President Obama signaled Friday that fiscal cliff negotiations would not be resolved before Christmas.
The speech comes at the heels of a rejection by House Republicans of the so-called "Plan B," a deal drawn up by Republican House Speaker John Boehner to avert the fiscal cliff without a grand bargain with the Obama administration.
The deal faltered on Republicans' refusal to allow tax rates on the 400,000 wealthiest Americans to increase, reported the Washington Post.
Boehner's plan would have averted tax hikes on most Americans while allowing for some spending cuts.
CNN reported that Boehner said after the rejection: "They weren't taking it out on me."
"They were dealing with the perception that somebody might accuse them of raising taxes."
Obama warned in a press conference Friday that the fiscal cliff meant an automatic tax raise for middle class Americans - a scenario both parties wanted to avoid.
“We are going to have to find some common ground," said Obama.
“Nobody can get 100 percent of what they want."
The Associated Press reported that Obama was meeting with Senate Majority Leader Harry Reid before the statement to discuss ways to avoid the fiscal cliff.
With less than 10 days left to reach a deal, it is now up to Obama and the Democrats to draw up a plan that could get sufficient Republican support in the House.

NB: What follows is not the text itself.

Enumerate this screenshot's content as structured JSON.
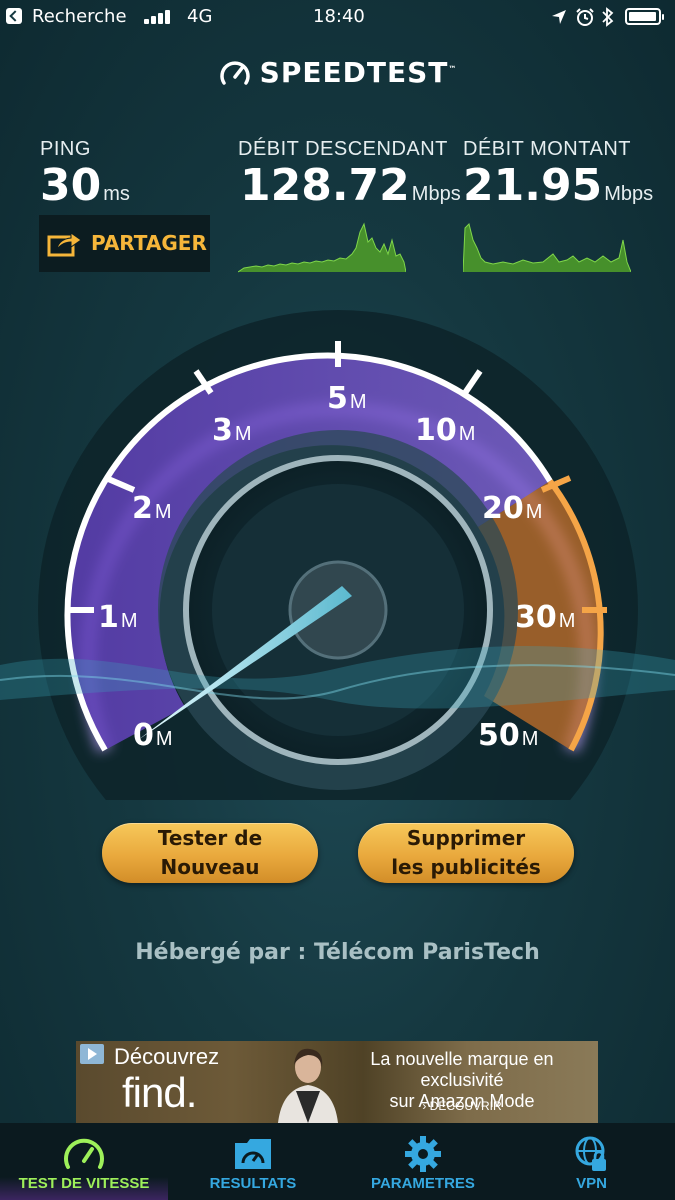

On Friday, the President recommended that politicians spend some time with family, sing Christmas carols and drink some eggnog - activities that might provide "perspective."
More on GlobalPost: The fiscal cliff, explained